In order to help companies increase productivity and efficiency, Miki Kashtan uses tools from non-violent communication, namely asking questions that encourage dissent.
By MIKI KASHTAN
“Is there anyone who’s not ready for me to sign this contract?”
Jeremy, the chief executive of a small manufacturing company, held up a pen and looked around the room. His core team of 25 stood looking at him. They knew this meant doubling production for a couple of months. No one spoke.
I was positioned a little behind Jeremy, facing the team. As a business consultant, my job is to increase efficiency. I do so by supporting collaboration. Because I am outside the usual power dynamics, I can offer feedback from a different vantage point. I chose to speak into the tense silence: “I don’t know if there is anyone who’s not ready. What I do know is that the way you framed the question, it’s unlikely anyone would feel free to say so.”
I suggested that Jeremy ask a different question: “Does anyone have any concerns they would like addressed before I sign the contract?” This question signals openness and encourages the kind of honesty that is crucial to collaboration.
Sure enough, several hands went up and a lively dialogue ensued. Jeremy addressed almost all of his team’s concerns, and the atmosphere in the room softened. Still, the main item remained: Would the company be able to deliver at a high-enough quality if the customer ordered the maximum amount that the contract allowed? Eventually, after receiving input from his team, Jeremy agreed to reduce the maximum by 25 percent.
The entire meeting lasted only 20 minutes. Instead of dragging their feet to fulfill a plan that had been imposed on them, the team members left the meeting committed to making the contract work. It would be stressful, but because of their active participation, delivering the goods turned from a nightmare to an exciting challenge.
Collaborating to achieve a common goal requires facing dissent. In most workplaces, however, speaking freely is risky. Power differences and habits of passivity lead many people to stay silent. Jeremy’s original question put too much pressure on people to agree, and, if left in place, would have ignored vital considerations.

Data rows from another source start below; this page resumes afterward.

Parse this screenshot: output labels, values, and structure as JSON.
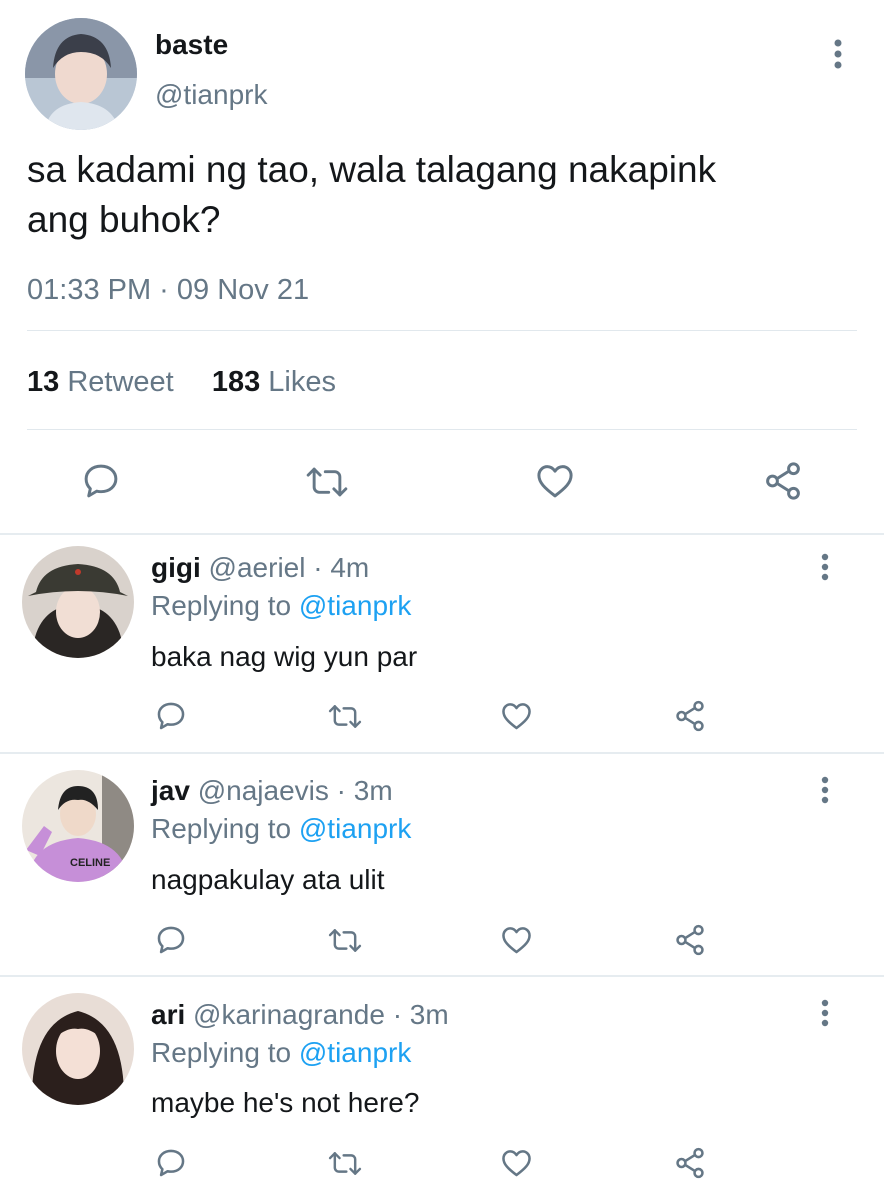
{
  "tweet": {
    "display_name": "baste",
    "handle": "@tianprk",
    "text_line1": "sa kadami ng tao, wala talagang nakapink",
    "text_line2": "ang buhok?",
    "timestamp": "01:33 PM · 09 Nov 21",
    "retweet_count": "13",
    "retweet_label": "Retweet",
    "likes_count": "183",
    "likes_label": "Likes"
  },
  "replies": [
    {
      "display_name": "gigi",
      "handle": "@aeriel",
      "time": "· 4m",
      "replying_label": "Replying to",
      "replying_to": "@tianprk",
      "text": "baka nag wig yun par"
    },
    {
      "display_name": "jav",
      "handle": "@najaevis",
      "time": "· 3m",
      "replying_label": "Replying to",
      "replying_to": "@tianprk",
      "text": "nagpakulay ata ulit",
      "avatar_shirt_text": "CELINE"
    },
    {
      "display_name": "ari",
      "handle": "@karinagrande",
      "time": "· 3m",
      "replying_label": "Replying to",
      "replying_to": "@tianprk",
      "text": "maybe he's not here?"
    }
  ],
  "icons": {
    "reply": "speech-bubble-icon",
    "retweet": "retweet-icon",
    "like": "heart-icon",
    "share": "share-nodes-icon",
    "more": "vertical-ellipsis-icon"
  },
  "colors": {
    "text": "#14171a",
    "muted": "#657786",
    "link": "#1da1f2",
    "divider": "#e1e8ed"
  }
}
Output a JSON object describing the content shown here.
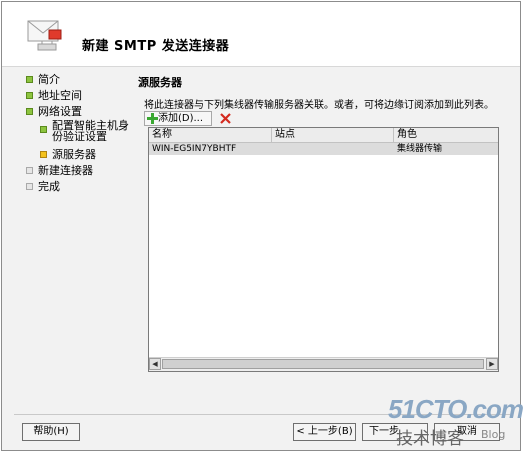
{
  "wizard": {
    "title": "新建 SMTP 发送连接器"
  },
  "nav": {
    "items": [
      {
        "label": "简介",
        "state": "green"
      },
      {
        "label": "地址空间",
        "state": "green"
      },
      {
        "label": "网络设置",
        "state": "green"
      },
      {
        "label": "配置智能主机身份验证设置",
        "state": "green"
      },
      {
        "label": "源服务器",
        "state": "yellow"
      },
      {
        "label": "新建连接器",
        "state": "gray"
      },
      {
        "label": "完成",
        "state": "gray"
      }
    ]
  },
  "panel": {
    "title": "源服务器",
    "description": "将此连接器与下列集线器传输服务器关联。或者，可将边缘订阅添加到此列表。",
    "add_label": "添加(D)...",
    "columns": [
      "名称",
      "站点",
      "角色"
    ],
    "rows": [
      {
        "name": "WIN-EG5IN7YBHTF",
        "site": "",
        "role": "集线器传输"
      }
    ]
  },
  "buttons": {
    "help": "帮助(H)",
    "back": "< 上一步(B)",
    "next": "下一步",
    "cancel": "取消"
  },
  "watermark": {
    "main": "51CTO.com",
    "sub": "技术博客",
    "blog": "Blog"
  },
  "colors": {
    "complete": "#8dc43f",
    "current": "#f4c21c",
    "pending": "#e6e6e6",
    "selected_row": "#dcdcdc"
  }
}
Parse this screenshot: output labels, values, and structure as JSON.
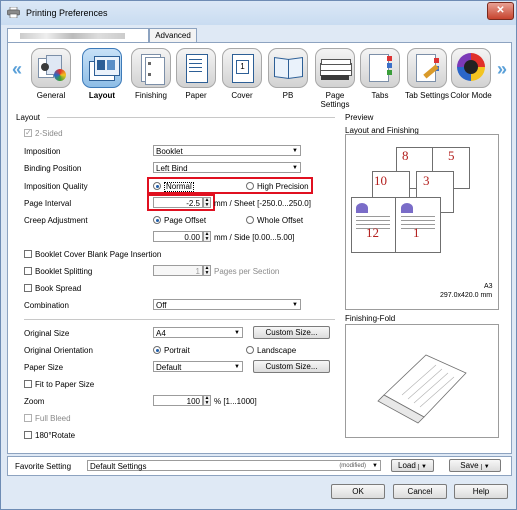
{
  "window": {
    "title": "Printing Preferences",
    "close": "✕"
  },
  "tabs": {
    "first_blurred": "",
    "advanced": "Advanced"
  },
  "functions": [
    {
      "label": "General",
      "icon": "general-icon"
    },
    {
      "label": "Layout",
      "icon": "layout-icon"
    },
    {
      "label": "Finishing",
      "icon": "finishing-icon"
    },
    {
      "label": "Paper",
      "icon": "paper-icon"
    },
    {
      "label": "Cover",
      "icon": "cover-icon"
    },
    {
      "label": "PB",
      "icon": "pb-icon"
    },
    {
      "label": "Page Settings",
      "icon": "page-settings-icon"
    },
    {
      "label": "Tabs",
      "icon": "tabs-icon"
    },
    {
      "label": "Tab Settings",
      "icon": "tab-settings-icon"
    },
    {
      "label": "Color Mode",
      "icon": "color-mode-icon"
    }
  ],
  "nav": {
    "left": "«",
    "right": "»"
  },
  "layout": {
    "section": "Layout",
    "two_sided": "2-Sided",
    "imposition": {
      "label": "Imposition",
      "value": "Booklet"
    },
    "binding_position": {
      "label": "Binding Position",
      "value": "Left Bind"
    },
    "imposition_quality": {
      "label": "Imposition Quality",
      "opt1": "Normal",
      "opt2": "High Precision"
    },
    "page_interval": {
      "label": "Page Interval",
      "value": "-2.5",
      "suffix": "mm / Sheet [-250.0...250.0]"
    },
    "creep": {
      "label": "Creep Adjustment",
      "opt1": "Page Offset",
      "opt2": "Whole Offset",
      "value": "0.00",
      "suffix": "mm / Side [0.00...5.00]"
    },
    "booklet_cover_blank": "Booklet Cover Blank Page Insertion",
    "booklet_splitting": {
      "label": "Booklet Splitting",
      "value": "1",
      "suffix": "Pages per Section"
    },
    "book_spread": "Book Spread",
    "combination": {
      "label": "Combination",
      "value": "Off"
    },
    "original_size": {
      "label": "Original Size",
      "value": "A4",
      "button": "Custom Size..."
    },
    "original_orientation": {
      "label": "Original Orientation",
      "opt1": "Portrait",
      "opt2": "Landscape"
    },
    "paper_size": {
      "label": "Paper Size",
      "value": "Default",
      "button": "Custom Size..."
    },
    "fit_to_paper": "Fit to Paper Size",
    "zoom": {
      "label": "Zoom",
      "value": "100",
      "suffix": "% [1...1000]"
    },
    "full_bleed": "Full Bleed",
    "rotate": "180°Rotate"
  },
  "preview": {
    "section": "Preview",
    "subtitle": "Layout and Finishing",
    "pages": [
      "8",
      "5",
      "10",
      "3",
      "12",
      "1"
    ],
    "paper": "A3",
    "paper_dims": "297.0x420.0 mm",
    "fold_label": "Finishing-Fold"
  },
  "bottom": {
    "favorite_label": "Favorite Setting",
    "favorite_value": "Default Settings",
    "modified": "(modified)",
    "load": "Load",
    "save": "Save"
  },
  "dialog": {
    "ok": "OK",
    "cancel": "Cancel",
    "help": "Help"
  }
}
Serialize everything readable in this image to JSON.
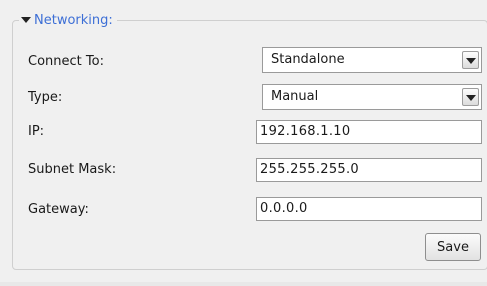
{
  "section": {
    "title": "Networking:",
    "expanded": true
  },
  "fields": {
    "connect_to": {
      "label": "Connect To:",
      "value": "Standalone"
    },
    "type": {
      "label": "Type:",
      "value": "Manual"
    },
    "ip": {
      "label": "IP:",
      "value": "192.168.1.10"
    },
    "subnet_mask": {
      "label": "Subnet Mask:",
      "value": "255.255.255.0"
    },
    "gateway": {
      "label": "Gateway:",
      "value": "0.0.0.0"
    }
  },
  "actions": {
    "save_label": "Save"
  },
  "colors": {
    "legend_text": "#3d6fd6",
    "background": "#f0f0f0"
  }
}
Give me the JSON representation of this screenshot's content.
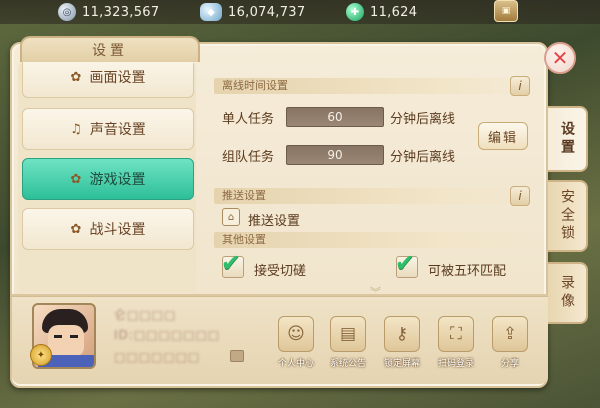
{
  "resources": [
    {
      "icon": "silver-coin-icon",
      "value": "11,323,567"
    },
    {
      "icon": "silver-ingot-icon",
      "value": "16,074,737"
    },
    {
      "icon": "jade-gem-icon",
      "value": "11,624"
    }
  ],
  "panel": {
    "title": "设置"
  },
  "menu": {
    "items": [
      {
        "label": "画面设置",
        "icon": "graphics-icon",
        "active": false
      },
      {
        "label": "声音设置",
        "icon": "music-note-icon",
        "active": false
      },
      {
        "label": "游戏设置",
        "icon": "game-gear-icon",
        "active": true
      },
      {
        "label": "战斗设置",
        "icon": "battle-icon",
        "active": false
      }
    ]
  },
  "offline": {
    "section_title": "离线时间设置",
    "solo": {
      "label": "单人任务",
      "value": "60",
      "suffix": "分钟后离线"
    },
    "team": {
      "label": "组队任务",
      "value": "90",
      "suffix": "分钟后离线"
    },
    "edit_label": "编辑"
  },
  "push": {
    "section_title": "推送设置",
    "item_label": "推送设置"
  },
  "other": {
    "section_title": "其他设置",
    "options": [
      {
        "label": "接受切磋",
        "checked": true
      },
      {
        "label": "可被五环匹配",
        "checked": true
      }
    ]
  },
  "side_tabs": [
    {
      "label": "设置",
      "active": true
    },
    {
      "label": "安全锁",
      "active": false
    },
    {
      "label": "录像",
      "active": false
    }
  ],
  "profile": {
    "name_line1": "仑□□□□",
    "name_line2": "ID:□□□□□□□",
    "name_line3": "□□□□□□□"
  },
  "functions": [
    {
      "label": "个人中心",
      "icon": "person-icon"
    },
    {
      "label": "系统公告",
      "icon": "scroll-icon"
    },
    {
      "label": "锁定屏幕",
      "icon": "key-icon"
    },
    {
      "label": "扫码登录",
      "icon": "scan-icon"
    },
    {
      "label": "分享",
      "icon": "share-icon"
    }
  ],
  "colors": {
    "active_tab": "#2dbf98",
    "checkmark": "#2fbf6a",
    "close_x": "#e04848"
  }
}
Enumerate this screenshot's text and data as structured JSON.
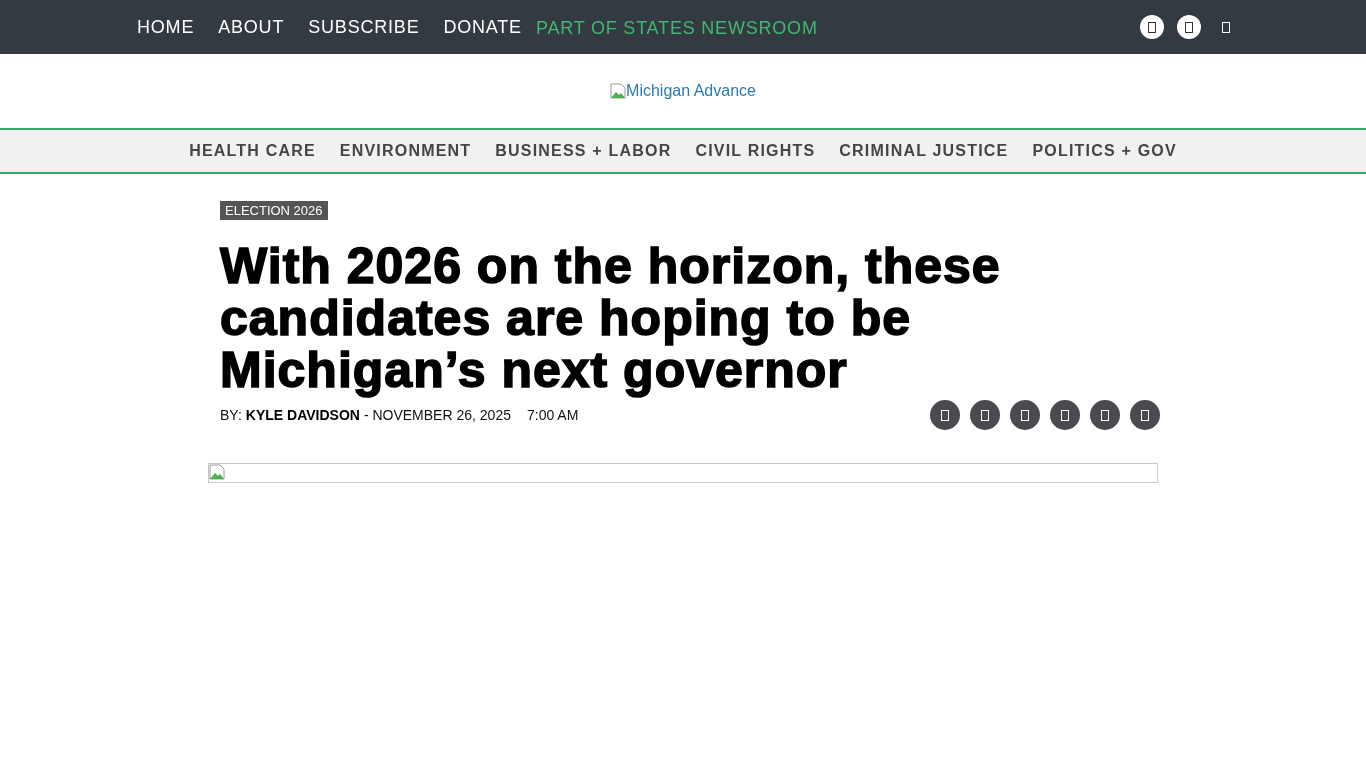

In the last 14 years, I have worked with dozens of businesses, government agencies and nongovernmental organizations. I have led meetings and taught collaboration in many challenging contexts, whether working amid an acrimonious legislative debate in Minnesota or training a mixed group of Palestinians and Israelis on how to come together when making decisions within their constituencies.
Time and again, I have seen collaboration foster an environment where everyone is free to contribute to their full potential. With this freedom, and with a sense of joint purpose, people willingly stretch in new directions.
Since I co-founded Bay Area Nonviolent Communication in 2002 in Oakland, Calif., my colleagues and I have trained thousands of people on how to collaborate without sacrificing productivity. Sometimes, collaboration requires transforming deep habits of mistrust. At other times, as in the example above, a simple change of words is enough to create a sharp shift.
In my work, I focus on how full ownership of a common purpose increases motivation, how transparency and information-sharing result in wiser choices, and how effective feedback supports learning. More than anything, collaboration works when people know that others, especially those in power, take their suggestions seriously.
This point was driven home to me when I facilitated a series of monthly meetings involving people from multiple locations and levels within a large service agency. When I initially observed one of their meetings, I saw a familiar pattern. The C.E.O. spoke, and spoke again. Some of the other executives also spoke. The middle managers, however, didn’t say much, even when asked questions. Nothing of substance happened, and the group came to no apparent decisions. I wondered how anyone survived these meetings month in and month out.
The first time I ran a meeting, I invited everyone to respond to this question: What would make their meetings work better? I asked each middle manager to speak first, before the executives. I had a significant exchange with almost everyone who spoke; together, we clarified what was most important to them. The managers wanted to trust that they would be taken seriously. They wanted executives to consult with them before making decisions. And they wanted to know when decisions would change how they worked.
Over time, the managers began to take responsibility for the meetings. They came to trust that the executives would address their concerns. And they offered solutions instead of waiting for those executives to fix everything.
When leaders commit to involving the whole group, organizations are transformed. Although collaboration — or “laboring together” (collaborare in Latin) — isn’t easy, it becomes easier the more we welcome differences and even conflict in service of a larger whole. The results are higher trust, increased productivity and rich creativity.
MIKI KASHTAN is the author of “Spinning Threads of Radical Aliveness: Transcending the Legacy of Separation in our Individual Lives” (Fearless Heart Publications).
This article originally appeared in the New York Times on April 12, 2014